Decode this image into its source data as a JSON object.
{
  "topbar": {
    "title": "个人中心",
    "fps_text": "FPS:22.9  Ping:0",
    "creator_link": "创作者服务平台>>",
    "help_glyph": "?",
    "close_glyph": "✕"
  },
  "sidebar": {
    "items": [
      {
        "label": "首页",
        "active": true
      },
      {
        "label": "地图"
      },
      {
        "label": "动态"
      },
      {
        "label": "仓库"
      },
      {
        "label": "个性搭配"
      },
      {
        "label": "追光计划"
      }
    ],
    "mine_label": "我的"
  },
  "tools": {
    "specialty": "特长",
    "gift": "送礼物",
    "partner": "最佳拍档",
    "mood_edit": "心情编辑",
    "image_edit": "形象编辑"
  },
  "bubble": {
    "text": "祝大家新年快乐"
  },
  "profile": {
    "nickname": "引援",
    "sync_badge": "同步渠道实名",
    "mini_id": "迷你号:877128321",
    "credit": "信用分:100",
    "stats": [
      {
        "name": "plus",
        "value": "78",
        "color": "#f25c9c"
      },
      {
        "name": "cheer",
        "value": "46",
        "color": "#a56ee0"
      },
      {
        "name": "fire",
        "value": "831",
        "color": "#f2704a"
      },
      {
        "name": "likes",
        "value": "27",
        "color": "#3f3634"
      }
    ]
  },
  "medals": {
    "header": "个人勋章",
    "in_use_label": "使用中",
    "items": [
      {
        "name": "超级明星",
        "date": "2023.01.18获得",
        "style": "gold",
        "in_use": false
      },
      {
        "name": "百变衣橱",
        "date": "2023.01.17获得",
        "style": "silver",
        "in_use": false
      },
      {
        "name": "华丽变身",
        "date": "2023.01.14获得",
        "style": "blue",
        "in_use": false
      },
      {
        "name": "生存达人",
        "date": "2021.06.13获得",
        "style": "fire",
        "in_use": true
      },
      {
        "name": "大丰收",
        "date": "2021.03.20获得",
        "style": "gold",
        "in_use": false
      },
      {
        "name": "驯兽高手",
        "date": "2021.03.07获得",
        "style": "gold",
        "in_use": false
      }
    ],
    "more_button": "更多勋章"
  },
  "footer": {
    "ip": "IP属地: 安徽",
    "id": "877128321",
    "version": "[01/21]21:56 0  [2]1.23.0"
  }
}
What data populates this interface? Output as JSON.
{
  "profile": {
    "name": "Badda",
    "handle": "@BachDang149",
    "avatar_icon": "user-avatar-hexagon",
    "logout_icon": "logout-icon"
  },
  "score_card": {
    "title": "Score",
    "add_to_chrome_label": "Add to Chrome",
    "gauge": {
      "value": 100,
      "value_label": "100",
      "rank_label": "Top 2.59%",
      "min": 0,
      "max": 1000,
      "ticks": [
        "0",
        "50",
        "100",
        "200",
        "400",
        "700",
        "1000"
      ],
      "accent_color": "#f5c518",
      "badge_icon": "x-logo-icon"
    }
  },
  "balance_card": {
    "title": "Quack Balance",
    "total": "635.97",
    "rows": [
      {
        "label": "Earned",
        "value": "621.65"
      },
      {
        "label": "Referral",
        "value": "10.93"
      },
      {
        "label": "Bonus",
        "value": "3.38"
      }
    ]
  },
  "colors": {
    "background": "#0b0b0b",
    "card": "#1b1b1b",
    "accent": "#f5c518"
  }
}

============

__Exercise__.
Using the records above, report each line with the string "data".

__Response to the task__.
Decode this image into its source data as a JSON object.
What data populates this interface? Output as JSON.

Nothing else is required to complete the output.